Old patterns are hard to change, soon the abrasive codependency returned. One night Bob was considering a new client, a young actress related to a once big star. She was her granddaughter. While mentioning his other young clients and their recent successes, Bob suggested she could help out with the daily audition submissions as well. This prompted Rocko to ask a very impertinent question.
“Do those clients help out with submissions?”
Bob became angry and burst out, “Of course not!”
Ah yes, thought Rocko, not the rough trade boys. By then he knew why. By then he was starting to wise up and get over the awe.
Bob started swearing at him in little staccato under the breath jabs modulating in volume.
“Do those clients—ASSHOLE!– those clients, are different…What an asshole! What a stupid question, ASSHOLE!”
The young girl didn’t know what to say so tried to remain indifferent looking at the breakdowns, sitting in the same bedside chair Rocko sat in on the first day. The day it began. He exchanged a glance with the actress and could see her discomfort. Nodding his head to her he quietly left the room. Bob continued ranting under his breath, punctuated by the occasional increase in volume. “No talent ASSHOLE! Incompetent! Do those clients? What an asshole!”

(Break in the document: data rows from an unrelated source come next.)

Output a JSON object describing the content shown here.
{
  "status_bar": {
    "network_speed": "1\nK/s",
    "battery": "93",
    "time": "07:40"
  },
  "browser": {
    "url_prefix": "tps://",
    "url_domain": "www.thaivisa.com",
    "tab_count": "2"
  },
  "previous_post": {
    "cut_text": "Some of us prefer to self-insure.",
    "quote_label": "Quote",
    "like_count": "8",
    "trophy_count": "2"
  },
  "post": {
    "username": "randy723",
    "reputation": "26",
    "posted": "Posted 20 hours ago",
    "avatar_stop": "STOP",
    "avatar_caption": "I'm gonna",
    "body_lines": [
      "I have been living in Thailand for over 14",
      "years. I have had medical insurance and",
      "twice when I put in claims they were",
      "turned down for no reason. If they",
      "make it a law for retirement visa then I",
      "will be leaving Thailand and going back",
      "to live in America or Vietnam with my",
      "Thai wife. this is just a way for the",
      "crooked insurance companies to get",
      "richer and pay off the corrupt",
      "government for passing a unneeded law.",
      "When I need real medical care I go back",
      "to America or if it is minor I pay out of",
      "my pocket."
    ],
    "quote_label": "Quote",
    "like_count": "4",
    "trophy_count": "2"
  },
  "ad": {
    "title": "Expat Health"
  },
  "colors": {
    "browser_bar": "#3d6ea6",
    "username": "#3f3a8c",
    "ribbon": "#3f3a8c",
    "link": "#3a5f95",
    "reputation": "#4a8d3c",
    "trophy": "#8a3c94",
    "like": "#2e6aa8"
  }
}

Rocko found himself drifting to the outer hallway, drifting to the memories of his time there. Drifting past the guest bedroom with all the clients pictures, past the living room where important meetings were held and finally to the front door which he’d opened to the handsome young visitors. Quietly drifting out, out of the great agent’s apartment, closing the door, down the elevator and out of his world. Soon he was standing in the street smelling a sweet scent of blossoms in the warm night air. The experience was over, knowing this time he could let it go. Rocko returned to his previous day job and his struggle to get auditions.
Many years later while surfing the internet for information about film personalities he came upon an article, an interview, with the very client who had locked himself in the bathroom and shaved his body for the audition. His career had been impressive in the early years, but missteps later hindered his choice of roles and work. He reflected on his life and mentioned the great agent who started his career. Rocko had to smile since he knew some of the stories behind this rise to fame. The actor focused on the agent and his last years. It turned out Bob Baisen had died in Mexico. The doctors diagnosed the cause of death as AIDS. Rocko let this sink in and paused to remember the man, this great agent with his wild sense of humour, outlandish behaviour, his shrewd business savvy and the insights of the artistic world. That is what he remembered most.
The ugly memories were still there, but they were not in the bright lights centre stage, they were backstage, where they belonged.